▸ **Task requirements**:
Restate the records underneath, keeping each one exactly the same.
Segment Open
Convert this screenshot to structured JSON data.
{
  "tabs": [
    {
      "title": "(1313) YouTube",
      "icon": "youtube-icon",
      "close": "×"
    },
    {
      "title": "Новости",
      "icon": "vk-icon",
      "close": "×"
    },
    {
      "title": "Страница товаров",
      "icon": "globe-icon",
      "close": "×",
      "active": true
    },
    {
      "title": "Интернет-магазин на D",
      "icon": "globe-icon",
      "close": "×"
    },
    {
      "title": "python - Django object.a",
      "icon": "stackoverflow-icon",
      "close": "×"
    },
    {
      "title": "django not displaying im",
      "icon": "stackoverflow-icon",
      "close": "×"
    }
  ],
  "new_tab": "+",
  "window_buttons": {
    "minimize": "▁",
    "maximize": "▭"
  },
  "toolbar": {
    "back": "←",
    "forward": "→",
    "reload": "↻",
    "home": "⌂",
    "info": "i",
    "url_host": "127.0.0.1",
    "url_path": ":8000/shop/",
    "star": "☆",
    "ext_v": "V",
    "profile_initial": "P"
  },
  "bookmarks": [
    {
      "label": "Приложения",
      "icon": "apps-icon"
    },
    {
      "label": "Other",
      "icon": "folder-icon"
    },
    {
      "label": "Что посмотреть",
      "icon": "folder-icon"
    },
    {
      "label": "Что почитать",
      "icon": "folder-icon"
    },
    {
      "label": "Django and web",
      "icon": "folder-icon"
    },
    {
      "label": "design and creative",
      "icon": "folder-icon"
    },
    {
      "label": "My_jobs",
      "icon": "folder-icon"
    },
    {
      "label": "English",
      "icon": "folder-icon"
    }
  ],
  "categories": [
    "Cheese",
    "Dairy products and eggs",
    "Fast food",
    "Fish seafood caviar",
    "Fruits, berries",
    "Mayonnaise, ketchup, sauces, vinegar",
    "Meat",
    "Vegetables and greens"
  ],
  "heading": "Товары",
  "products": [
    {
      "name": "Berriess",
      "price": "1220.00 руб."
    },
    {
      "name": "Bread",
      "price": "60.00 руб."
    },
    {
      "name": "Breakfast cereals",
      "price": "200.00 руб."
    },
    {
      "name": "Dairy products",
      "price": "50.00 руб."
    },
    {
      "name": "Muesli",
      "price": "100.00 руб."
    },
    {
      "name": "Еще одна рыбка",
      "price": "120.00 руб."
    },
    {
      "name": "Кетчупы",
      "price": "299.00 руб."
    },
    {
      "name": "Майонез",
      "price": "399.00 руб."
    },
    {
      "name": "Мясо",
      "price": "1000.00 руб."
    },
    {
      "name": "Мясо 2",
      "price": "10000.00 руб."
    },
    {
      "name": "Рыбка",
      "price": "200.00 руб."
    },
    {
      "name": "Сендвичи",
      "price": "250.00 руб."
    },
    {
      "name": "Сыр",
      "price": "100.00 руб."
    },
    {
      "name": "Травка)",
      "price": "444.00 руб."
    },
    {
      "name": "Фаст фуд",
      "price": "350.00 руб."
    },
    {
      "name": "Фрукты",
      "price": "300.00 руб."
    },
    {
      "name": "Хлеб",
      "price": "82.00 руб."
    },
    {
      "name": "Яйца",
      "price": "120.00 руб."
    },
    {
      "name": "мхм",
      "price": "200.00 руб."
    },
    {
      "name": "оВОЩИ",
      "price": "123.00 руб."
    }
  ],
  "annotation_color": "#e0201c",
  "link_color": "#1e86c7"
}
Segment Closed
▸ **Task solution**:
Convert this screenshot to structured JSON data.
{
  "tabs": [
    {
      "title": "(1313) YouTube",
      "icon": "youtube-icon",
      "close": "×"
    },
    {
      "title": "Новости",
      "icon": "vk-icon",
      "close": "×"
    },
    {
      "title": "Страница товаров",
      "icon": "globe-icon",
      "close": "×",
      "active": true
    },
    {
      "title": "Интернет-магазин на D",
      "icon": "globe-icon",
      "close": "×"
    },
    {
      "title": "python - Django object.a",
      "icon": "stackoverflow-icon",
      "close": "×"
    },
    {
      "title": "django not displaying im",
      "icon": "stackoverflow-icon",
      "close": "×"
    }
  ],
  "new_tab": "+",
  "window_buttons": {
    "minimize": "▁",
    "maximize": "▭"
  },
  "toolbar": {
    "back": "←",
    "forward": "→",
    "reload": "↻",
    "home": "⌂",
    "info": "i",
    "url_host": "127.0.0.1",
    "url_path": ":8000/shop/",
    "star": "☆",
    "ext_v": "V",
    "profile_initial": "P"
  },
  "bookmarks": [
    {
      "label": "Приложения",
      "icon": "apps-icon"
    },
    {
      "label": "Other",
      "icon": "folder-icon"
    },
    {
      "label": "Что посмотреть",
      "icon": "folder-icon"
    },
    {
      "label": "Что почитать",
      "icon": "folder-icon"
    },
    {
      "label": "Django and web",
      "icon": "folder-icon"
    },
    {
      "label": "design and creative",
      "icon": "folder-icon"
    },
    {
      "label": "My_jobs",
      "icon": "folder-icon"
    },
    {
      "label": "English",
      "icon": "folder-icon"
    }
  ],
  "categories": [
    "Cheese",
    "Dairy products and eggs",
    "Fast food",
    "Fish seafood caviar",
    "Fruits, berries",
    "Mayonnaise, ketchup, sauces, vinegar",
    "Meat",
    "Vegetables and greens"
  ],
  "heading": "Товары",
  "products": [
    {
      "name": "Berriess",
      "price": "1220.00 руб."
    },
    {
      "name": "Bread",
      "price": "60.00 руб."
    },
    {
      "name": "Breakfast cereals",
      "price": "200.00 руб."
    },
    {
      "name": "Dairy products",
      "price": "50.00 руб."
    },
    {
      "name": "Muesli",
      "price": "100.00 руб."
    },
    {
      "name": "Еще одна рыбка",
      "price": "120.00 руб."
    },
    {
      "name": "Кетчупы",
      "price": "299.00 руб."
    },
    {
      "name": "Майонез",
      "price": "399.00 руб."
    },
    {
      "name": "Мясо",
      "price": "1000.00 руб."
    },
    {
      "name": "Мясо 2",
      "price": "10000.00 руб."
    },
    {
      "name": "Рыбка",
      "price": "200.00 руб."
    },
    {
      "name": "Сендвичи",
      "price": "250.00 руб."
    },
    {
      "name": "Сыр",
      "price": "100.00 руб."
    },
    {
      "name": "Травка)",
      "price": "444.00 руб."
    },
    {
      "name": "Фаст фуд",
      "price": "350.00 руб."
    },
    {
      "name": "Фрукты",
      "price": "300.00 руб."
    },
    {
      "name": "Хлеб",
      "price": "82.00 руб."
    },
    {
      "name": "Яйца",
      "price": "120.00 руб."
    },
    {
      "name": "мхм",
      "price": "200.00 руб."
    },
    {
      "name": "оВОЩИ",
      "price": "123.00 руб."
    }
  ],
  "annotation_color": "#e0201c",
  "link_color": "#1e86c7"
}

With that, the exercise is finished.